Rules, however, are made to be broken.
There are also other Gekkotans who never acquired those magical toe pads or lost them somewhere down the line. Many are ground dwellers, where such things aren't as useful. Some geckos even have round pupils rather than the spooky slits we usually think of.
|Image: Mart Moppel|
Or maybe it's a tiny fraction of legs? The "Flap-footed" name comes from the small flaps that are all that remains of their hind legs. The front ones are gone entirely.
Like most Gekkotans, Pygopods can't move their eyelids. They have to lick their eyes clean!
And that brings us to Burton's Snake Lizard, the most widespread reptile in all of Australia. They're everywhere! The only part of Australia that hasn't fallen under their domain is the more chilly south eastern parts. To make up for that they have a tiny patch of New Guinea, which I suppose is where they keep their holiday home.
Beautiful, angry face. Like Jurassic Park's Velociraptors mixed with Baryonyx
And, unlike most Pygopods who satisfy themselves on a diet of insects, Burton's Snake Lizards are inveterate carnivores. They're really good at it, too!
They don't need to move too much because they're ambush predators. They can just stay put and snatch any lizard who wanders too close. Their favourite food by far is Skink, but they're not averse to other smooth-scaled lizards and snakes. For small prey, a quick lunge and swallow is all that's required. Larger fare requires the use of more tools in the armoury.

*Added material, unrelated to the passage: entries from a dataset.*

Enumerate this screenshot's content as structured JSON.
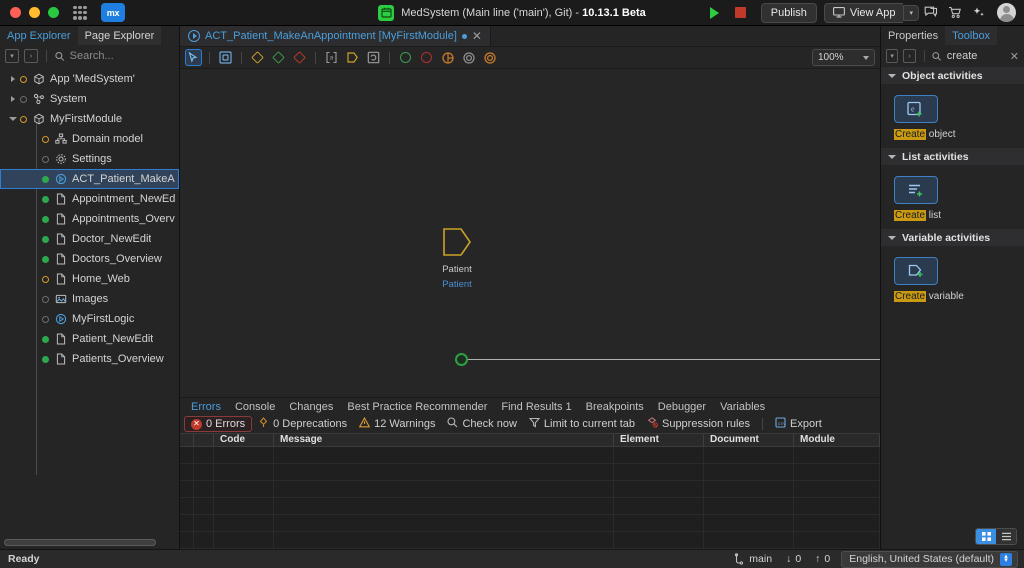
{
  "titlebar": {
    "app_title_normal": "MedSystem (Main line ('main'), Git)  -  ",
    "app_title_version": "10.13.1 Beta",
    "publish_label": "Publish",
    "view_app_label": "View App",
    "logo_text": "mx"
  },
  "left_panel": {
    "tabs": [
      {
        "label": "App Explorer",
        "active": true
      },
      {
        "label": "Page Explorer",
        "active": false
      }
    ],
    "search_placeholder": "Search...",
    "tree": [
      {
        "label": "App 'MedSystem'",
        "indent": 0,
        "twisty": "closed",
        "dot": "orange",
        "icon": "app-icon"
      },
      {
        "label": "System",
        "indent": 0,
        "twisty": "closed",
        "dot": "empty",
        "icon": "system-icon"
      },
      {
        "label": "MyFirstModule",
        "indent": 0,
        "twisty": "open",
        "dot": "orange",
        "icon": "module-icon"
      },
      {
        "label": "Domain model",
        "indent": 1,
        "twisty": "none",
        "dot": "orange",
        "icon": "domain-model-icon"
      },
      {
        "label": "Settings",
        "indent": 1,
        "twisty": "none",
        "dot": "empty",
        "icon": "gear-icon"
      },
      {
        "label": "ACT_Patient_MakeAnAppointment",
        "indent": 1,
        "twisty": "none",
        "dot": "green-filled",
        "icon": "microflow-icon",
        "selected": true
      },
      {
        "label": "Appointment_NewEdit",
        "indent": 1,
        "twisty": "none",
        "dot": "green-filled",
        "icon": "page-icon"
      },
      {
        "label": "Appointments_Overview",
        "indent": 1,
        "twisty": "none",
        "dot": "green-filled",
        "icon": "page-icon"
      },
      {
        "label": "Doctor_NewEdit",
        "indent": 1,
        "twisty": "none",
        "dot": "green-filled",
        "icon": "page-icon"
      },
      {
        "label": "Doctors_Overview",
        "indent": 1,
        "twisty": "none",
        "dot": "green-filled",
        "icon": "page-icon"
      },
      {
        "label": "Home_Web",
        "indent": 1,
        "twisty": "none",
        "dot": "orange",
        "icon": "page-icon"
      },
      {
        "label": "Images",
        "indent": 1,
        "twisty": "none",
        "dot": "empty",
        "icon": "images-icon"
      },
      {
        "label": "MyFirstLogic",
        "indent": 1,
        "twisty": "none",
        "dot": "empty",
        "icon": "microflow-icon"
      },
      {
        "label": "Patient_NewEdit",
        "indent": 1,
        "twisty": "none",
        "dot": "green-filled",
        "icon": "page-icon"
      },
      {
        "label": "Patients_Overview",
        "indent": 1,
        "twisty": "none",
        "dot": "green-filled",
        "icon": "page-icon"
      }
    ]
  },
  "editor": {
    "tab_title": "ACT_Patient_MakeAnAppointment [MyFirstModule]",
    "zoom_level": "100%",
    "canvas": {
      "parameter_name": "Patient",
      "parameter_type": "Patient"
    }
  },
  "dock": {
    "tabs": [
      {
        "label": "Errors",
        "active": true
      },
      {
        "label": "Console",
        "active": false
      },
      {
        "label": "Changes",
        "active": false
      },
      {
        "label": "Best Practice Recommender",
        "active": false
      },
      {
        "label": "Find Results 1",
        "active": false
      },
      {
        "label": "Breakpoints",
        "active": false
      },
      {
        "label": "Debugger",
        "active": false
      },
      {
        "label": "Variables",
        "active": false
      }
    ],
    "toolbar": {
      "errors": "0 Errors",
      "deprecations": "0 Deprecations",
      "warnings": "12 Warnings",
      "check_now": "Check now",
      "limit_to_tab": "Limit to current tab",
      "suppression_rules": "Suppression rules",
      "export": "Export"
    },
    "columns": [
      "",
      "",
      "Code",
      "Message",
      "Element",
      "Document",
      "Module"
    ],
    "rows": []
  },
  "right_panel": {
    "tabs": [
      {
        "label": "Properties",
        "active": false
      },
      {
        "label": "Toolbox",
        "active": true
      }
    ],
    "search_value": "create",
    "sections": [
      {
        "title": "Object activities",
        "items": [
          {
            "label_highlight": "Create",
            "label_rest": " object",
            "icon": "create-object-icon"
          }
        ]
      },
      {
        "title": "List activities",
        "items": [
          {
            "label_highlight": "Create",
            "label_rest": " list",
            "icon": "create-list-icon"
          }
        ]
      },
      {
        "title": "Variable activities",
        "items": [
          {
            "label_highlight": "Create",
            "label_rest": " variable",
            "icon": "create-variable-icon"
          }
        ]
      }
    ]
  },
  "statusbar": {
    "status": "Ready",
    "branch": "main",
    "incoming": "0",
    "outgoing": "0",
    "language": "English, United States (default)"
  }
}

Burton's Snake Lizards have to be quick and accurate when they strike at larger prey. A lizard doesn't have to be too big before it has enough of a bite to cause real damage, and Snake Lizards have no venom so they can't just bite and
The upper jaw contains a flexible joint near the eye which means the entire snout can bend down to completely encircle prey and suffocate them. It also allows for a pretty good impersonation of a sock puppet. A murderous sock puppet with dozens of tiny, sharp teeth, like Chucky on a budget.

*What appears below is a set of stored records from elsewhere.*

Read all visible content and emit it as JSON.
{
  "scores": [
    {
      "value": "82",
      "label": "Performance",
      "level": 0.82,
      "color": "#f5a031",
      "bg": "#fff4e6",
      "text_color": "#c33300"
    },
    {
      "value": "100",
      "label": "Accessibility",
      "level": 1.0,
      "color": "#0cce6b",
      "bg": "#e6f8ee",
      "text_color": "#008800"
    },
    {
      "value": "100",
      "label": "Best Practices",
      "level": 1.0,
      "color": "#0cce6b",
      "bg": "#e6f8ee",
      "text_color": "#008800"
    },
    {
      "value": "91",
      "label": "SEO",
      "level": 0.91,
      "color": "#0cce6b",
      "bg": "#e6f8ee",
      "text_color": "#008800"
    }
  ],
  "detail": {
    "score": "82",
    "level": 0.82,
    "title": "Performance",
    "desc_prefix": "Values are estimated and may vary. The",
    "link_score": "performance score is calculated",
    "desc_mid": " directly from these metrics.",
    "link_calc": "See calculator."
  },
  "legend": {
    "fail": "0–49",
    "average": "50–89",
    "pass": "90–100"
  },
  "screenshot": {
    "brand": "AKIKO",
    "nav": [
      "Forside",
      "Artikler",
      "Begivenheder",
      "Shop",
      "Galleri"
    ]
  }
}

Video: Andrew Maddox
Those teeth are hinged so that they fall backward when pushed from the front, but are locked in mean and pointy position when pushed from the back. This allows a big mouthful of lizard to be walked down into a hungry throat with the help of a muscular, decidedly unsnakelike tongue.
Oh, and remember how they have a huge long tail? Well, if the initial strike doesn't work, Burton's Snake Lizards can wriggle their tail in a most appetising manner to lure a hitherto lucky lizard back within range.
A juvenile. He's so short and stubby!
Of course, the real reward for all this effort, aside from the sheer satisfaction of killing (they look the type), comes in the form of two, leathery eggs usually laid somewhere around November and January. They're left under logs or leaf litter and hatch to reveal youngsters about 13 cm (5 inches) long.
Such fortunate, young lizards. The whole of Australia lies at their feet... er, ventral surface.